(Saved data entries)
━━━━━━━━━━━━━━━━

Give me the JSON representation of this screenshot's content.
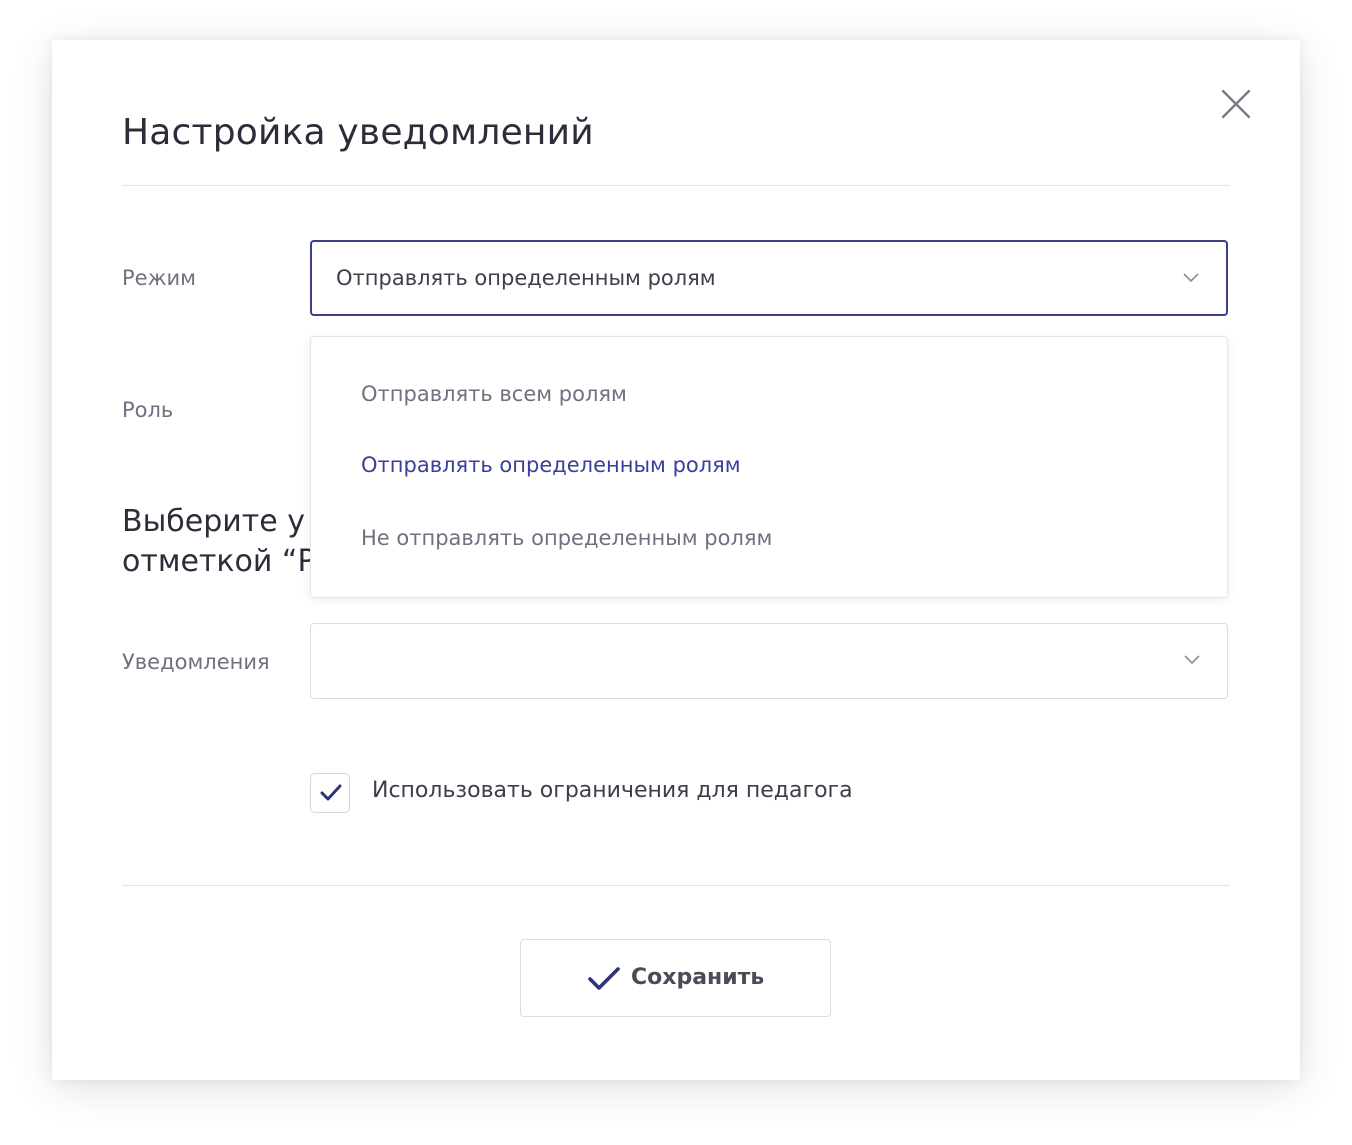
{
  "modal": {
    "title": "Настройка уведомлений"
  },
  "fields": {
    "mode_label": "Режим",
    "mode_value": "Отправлять определенным ролям",
    "role_label": "Роль",
    "notifications_label": "Уведомления",
    "notifications_value": ""
  },
  "section": {
    "heading_line1": "Выберите у",
    "heading_line2": "отметкой “Р"
  },
  "dropdown": {
    "options": [
      {
        "label": "Отправлять всем ролям",
        "selected": false
      },
      {
        "label": "Отправлять определенным ролям",
        "selected": true
      },
      {
        "label": "Не отправлять определенным ролям",
        "selected": false
      }
    ]
  },
  "checkbox": {
    "label": "Использовать ограничения для педагога",
    "checked": true
  },
  "footer": {
    "save_label": "Сохранить"
  },
  "colors": {
    "accent": "#3a3f9a",
    "text_primary": "#2b2d3a",
    "text_secondary": "#6f7180",
    "border": "#dcdde3"
  },
  "icons": [
    "close-icon",
    "chevron-down-icon",
    "checkmark-icon"
  ]
}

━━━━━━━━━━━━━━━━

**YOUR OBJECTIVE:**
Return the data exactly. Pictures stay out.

**REPLY:**
Give me the JSON representation of this screenshot's content.
{
  "modal": {
    "title": "Настройка уведомлений"
  },
  "fields": {
    "mode_label": "Режим",
    "mode_value": "Отправлять определенным ролям",
    "role_label": "Роль",
    "notifications_label": "Уведомления",
    "notifications_value": ""
  },
  "section": {
    "heading_line1": "Выберите у",
    "heading_line2": "отметкой “Р"
  },
  "dropdown": {
    "options": [
      {
        "label": "Отправлять всем ролям",
        "selected": false
      },
      {
        "label": "Отправлять определенным ролям",
        "selected": true
      },
      {
        "label": "Не отправлять определенным ролям",
        "selected": false
      }
    ]
  },
  "checkbox": {
    "label": "Использовать ограничения для педагога",
    "checked": true
  },
  "footer": {
    "save_label": "Сохранить"
  },
  "colors": {
    "accent": "#3a3f9a",
    "text_primary": "#2b2d3a",
    "text_secondary": "#6f7180",
    "border": "#dcdde3"
  },
  "icons": [
    "close-icon",
    "chevron-down-icon",
    "checkmark-icon"
  ]
}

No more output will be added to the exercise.